Assigned task> Your task is to copy the data exactly while leaving out every picture.

□ □ □ □ □

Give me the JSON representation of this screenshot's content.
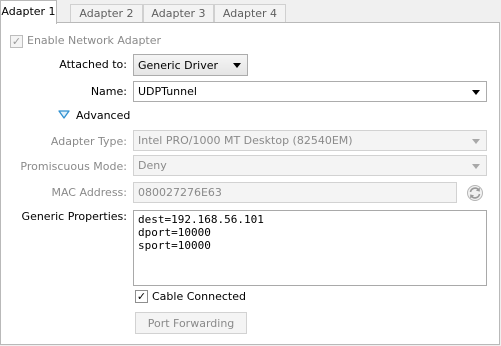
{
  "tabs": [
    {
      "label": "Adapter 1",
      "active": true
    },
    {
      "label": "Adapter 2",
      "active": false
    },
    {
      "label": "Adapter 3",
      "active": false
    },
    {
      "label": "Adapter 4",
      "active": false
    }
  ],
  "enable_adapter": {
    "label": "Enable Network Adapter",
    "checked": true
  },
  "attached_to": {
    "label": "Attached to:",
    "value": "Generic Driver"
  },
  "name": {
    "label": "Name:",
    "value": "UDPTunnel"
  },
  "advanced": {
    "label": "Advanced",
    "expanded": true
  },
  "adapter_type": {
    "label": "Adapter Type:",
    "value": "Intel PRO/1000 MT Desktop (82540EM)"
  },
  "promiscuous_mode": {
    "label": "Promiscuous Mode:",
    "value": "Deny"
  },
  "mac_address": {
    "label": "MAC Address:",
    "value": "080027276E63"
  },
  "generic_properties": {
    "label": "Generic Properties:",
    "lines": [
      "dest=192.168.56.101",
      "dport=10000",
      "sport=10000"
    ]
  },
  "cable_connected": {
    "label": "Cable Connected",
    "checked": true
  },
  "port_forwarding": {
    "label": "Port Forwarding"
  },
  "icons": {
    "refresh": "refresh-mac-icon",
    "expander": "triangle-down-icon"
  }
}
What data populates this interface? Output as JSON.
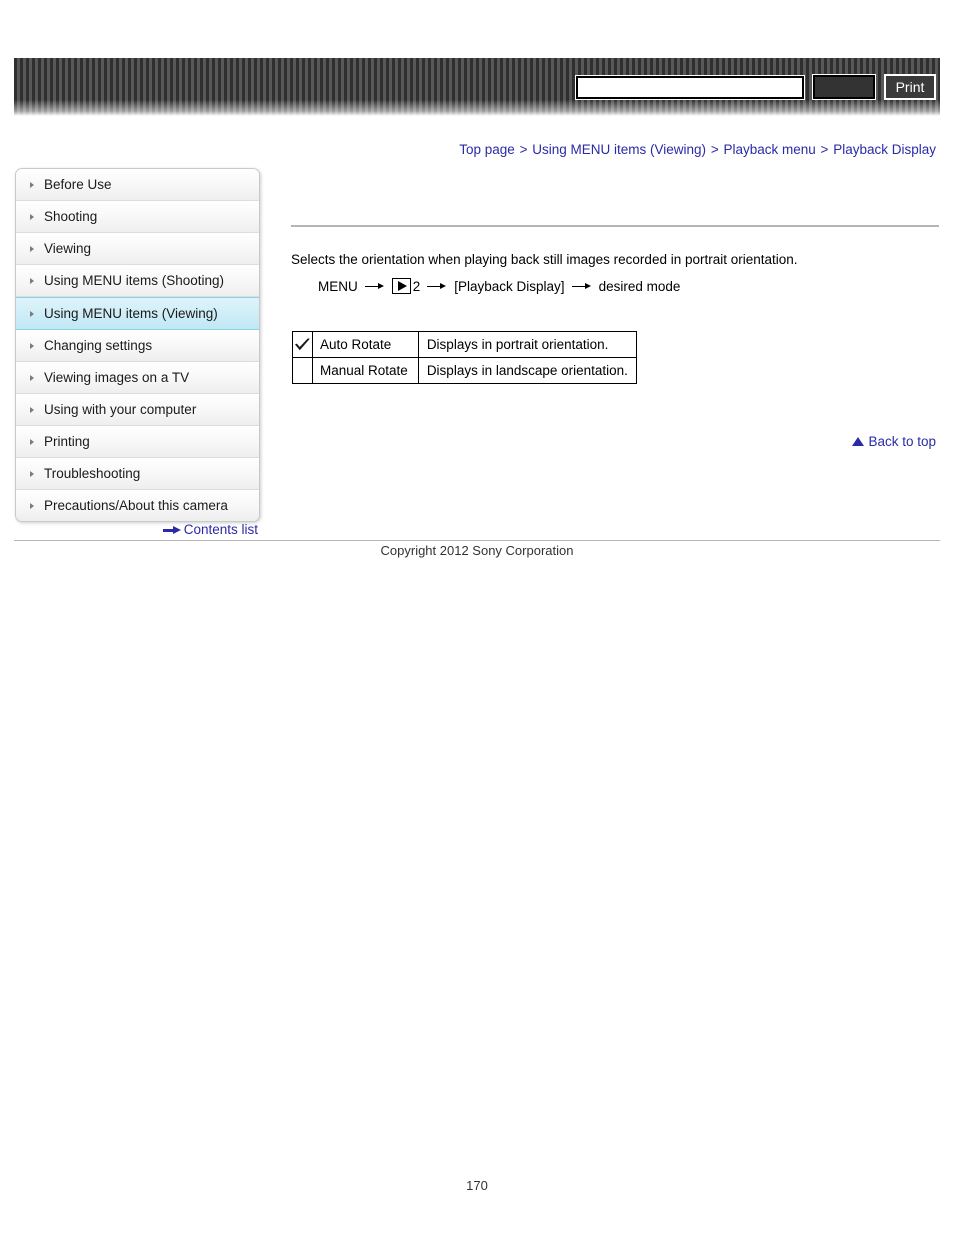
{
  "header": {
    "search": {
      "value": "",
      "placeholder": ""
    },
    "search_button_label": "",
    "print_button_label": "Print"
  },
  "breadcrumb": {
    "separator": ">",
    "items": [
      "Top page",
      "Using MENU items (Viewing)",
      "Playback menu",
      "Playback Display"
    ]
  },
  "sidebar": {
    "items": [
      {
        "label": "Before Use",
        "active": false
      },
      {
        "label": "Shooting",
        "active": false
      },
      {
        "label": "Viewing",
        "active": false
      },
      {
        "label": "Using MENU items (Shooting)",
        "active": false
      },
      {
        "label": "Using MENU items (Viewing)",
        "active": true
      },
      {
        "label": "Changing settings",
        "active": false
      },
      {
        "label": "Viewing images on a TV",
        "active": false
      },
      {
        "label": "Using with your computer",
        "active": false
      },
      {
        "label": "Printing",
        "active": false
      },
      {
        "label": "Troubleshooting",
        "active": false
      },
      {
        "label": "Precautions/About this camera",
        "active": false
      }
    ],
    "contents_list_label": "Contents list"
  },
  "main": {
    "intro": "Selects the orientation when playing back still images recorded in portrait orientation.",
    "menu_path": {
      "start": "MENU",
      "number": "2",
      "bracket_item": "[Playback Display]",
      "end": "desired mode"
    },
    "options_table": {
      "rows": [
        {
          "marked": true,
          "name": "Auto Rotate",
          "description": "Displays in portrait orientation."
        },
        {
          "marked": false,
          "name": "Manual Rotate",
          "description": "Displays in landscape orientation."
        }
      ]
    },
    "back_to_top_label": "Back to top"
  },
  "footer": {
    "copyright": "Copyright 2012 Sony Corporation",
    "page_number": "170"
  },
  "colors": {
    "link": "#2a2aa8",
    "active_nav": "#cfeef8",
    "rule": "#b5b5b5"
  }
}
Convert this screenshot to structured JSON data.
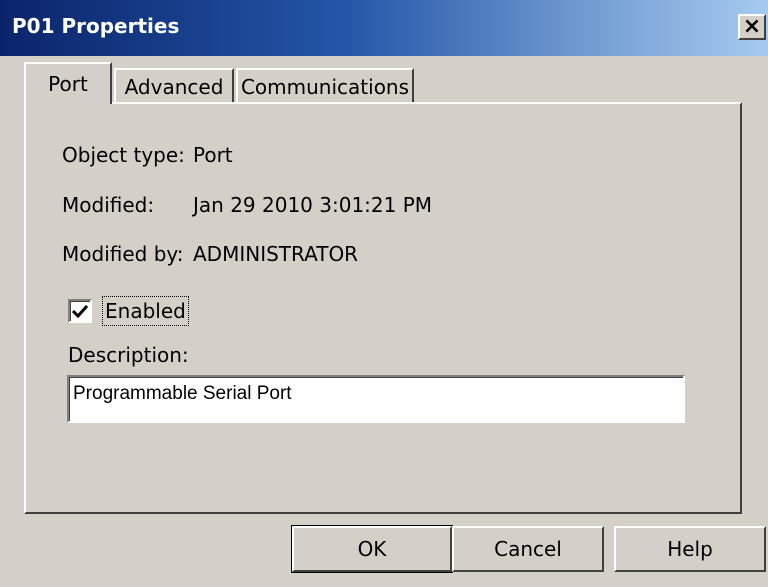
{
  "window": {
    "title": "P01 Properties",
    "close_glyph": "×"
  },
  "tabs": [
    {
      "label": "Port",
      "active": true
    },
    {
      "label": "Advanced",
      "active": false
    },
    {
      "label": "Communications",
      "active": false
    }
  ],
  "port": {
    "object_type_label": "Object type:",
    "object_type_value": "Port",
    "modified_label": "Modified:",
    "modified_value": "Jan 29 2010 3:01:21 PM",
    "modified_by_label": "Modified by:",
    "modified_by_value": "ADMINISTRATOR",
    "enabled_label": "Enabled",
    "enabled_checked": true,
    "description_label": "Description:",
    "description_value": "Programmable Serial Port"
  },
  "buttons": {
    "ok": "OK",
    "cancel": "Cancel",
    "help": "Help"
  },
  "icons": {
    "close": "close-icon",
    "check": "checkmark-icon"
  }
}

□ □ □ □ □

Exercise result>
Give me the JSON representation of this screenshot's content.
{
  "tabs": [
    {
      "label": "Adapter 1",
      "active": true
    },
    {
      "label": "Adapter 2",
      "active": false
    },
    {
      "label": "Adapter 3",
      "active": false
    },
    {
      "label": "Adapter 4",
      "active": false
    }
  ],
  "enable_adapter": {
    "label": "Enable Network Adapter",
    "checked": true
  },
  "attached_to": {
    "label": "Attached to:",
    "value": "Generic Driver"
  },
  "name": {
    "label": "Name:",
    "value": "UDPTunnel"
  },
  "advanced": {
    "label": "Advanced",
    "expanded": true
  },
  "adapter_type": {
    "label": "Adapter Type:",
    "value": "Intel PRO/1000 MT Desktop (82540EM)"
  },
  "promiscuous_mode": {
    "label": "Promiscuous Mode:",
    "value": "Deny"
  },
  "mac_address": {
    "label": "MAC Address:",
    "value": "080027276E63"
  },
  "generic_properties": {
    "label": "Generic Properties:",
    "lines": [
      "dest=192.168.56.101",
      "dport=10000",
      "sport=10000"
    ]
  },
  "cable_connected": {
    "label": "Cable Connected",
    "checked": true
  },
  "port_forwarding": {
    "label": "Port Forwarding"
  },
  "icons": {
    "refresh": "refresh-mac-icon",
    "expander": "triangle-down-icon"
  }
}
What data populates this interface? Output as JSON.
{
  "header": {
    "search": {
      "value": "",
      "placeholder": ""
    },
    "search_button_label": "",
    "print_button_label": "Print"
  },
  "breadcrumb": {
    "separator": ">",
    "items": [
      "Top page",
      "Using MENU items (Viewing)",
      "Playback menu",
      "Playback Display"
    ]
  },
  "sidebar": {
    "items": [
      {
        "label": "Before Use",
        "active": false
      },
      {
        "label": "Shooting",
        "active": false
      },
      {
        "label": "Viewing",
        "active": false
      },
      {
        "label": "Using MENU items (Shooting)",
        "active": false
      },
      {
        "label": "Using MENU items (Viewing)",
        "active": true
      },
      {
        "label": "Changing settings",
        "active": false
      },
      {
        "label": "Viewing images on a TV",
        "active": false
      },
      {
        "label": "Using with your computer",
        "active": false
      },
      {
        "label": "Printing",
        "active": false
      },
      {
        "label": "Troubleshooting",
        "active": false
      },
      {
        "label": "Precautions/About this camera",
        "active": false
      }
    ],
    "contents_list_label": "Contents list"
  },
  "main": {
    "intro": "Selects the orientation when playing back still images recorded in portrait orientation.",
    "menu_path": {
      "start": "MENU",
      "number": "2",
      "bracket_item": "[Playback Display]",
      "end": "desired mode"
    },
    "options_table": {
      "rows": [
        {
          "marked": true,
          "name": "Auto Rotate",
          "description": "Displays in portrait orientation."
        },
        {
          "marked": false,
          "name": "Manual Rotate",
          "description": "Displays in landscape orientation."
        }
      ]
    },
    "back_to_top_label": "Back to top"
  },
  "footer": {
    "copyright": "Copyright 2012 Sony Corporation",
    "page_number": "170"
  },
  "colors": {
    "link": "#2a2aa8",
    "active_nav": "#cfeef8",
    "rule": "#b5b5b5"
  }
}
Convert this screenshot to structured JSON data.
{
  "window": {
    "title": "P01 Properties",
    "close_glyph": "×"
  },
  "tabs": [
    {
      "label": "Port",
      "active": true
    },
    {
      "label": "Advanced",
      "active": false
    },
    {
      "label": "Communications",
      "active": false
    }
  ],
  "port": {
    "object_type_label": "Object type:",
    "object_type_value": "Port",
    "modified_label": "Modified:",
    "modified_value": "Jan 29 2010 3:01:21 PM",
    "modified_by_label": "Modified by:",
    "modified_by_value": "ADMINISTRATOR",
    "enabled_label": "Enabled",
    "enabled_checked": true,
    "description_label": "Description:",
    "description_value": "Programmable Serial Port"
  },
  "buttons": {
    "ok": "OK",
    "cancel": "Cancel",
    "help": "Help"
  },
  "icons": {
    "close": "close-icon",
    "check": "checkmark-icon"
  }
}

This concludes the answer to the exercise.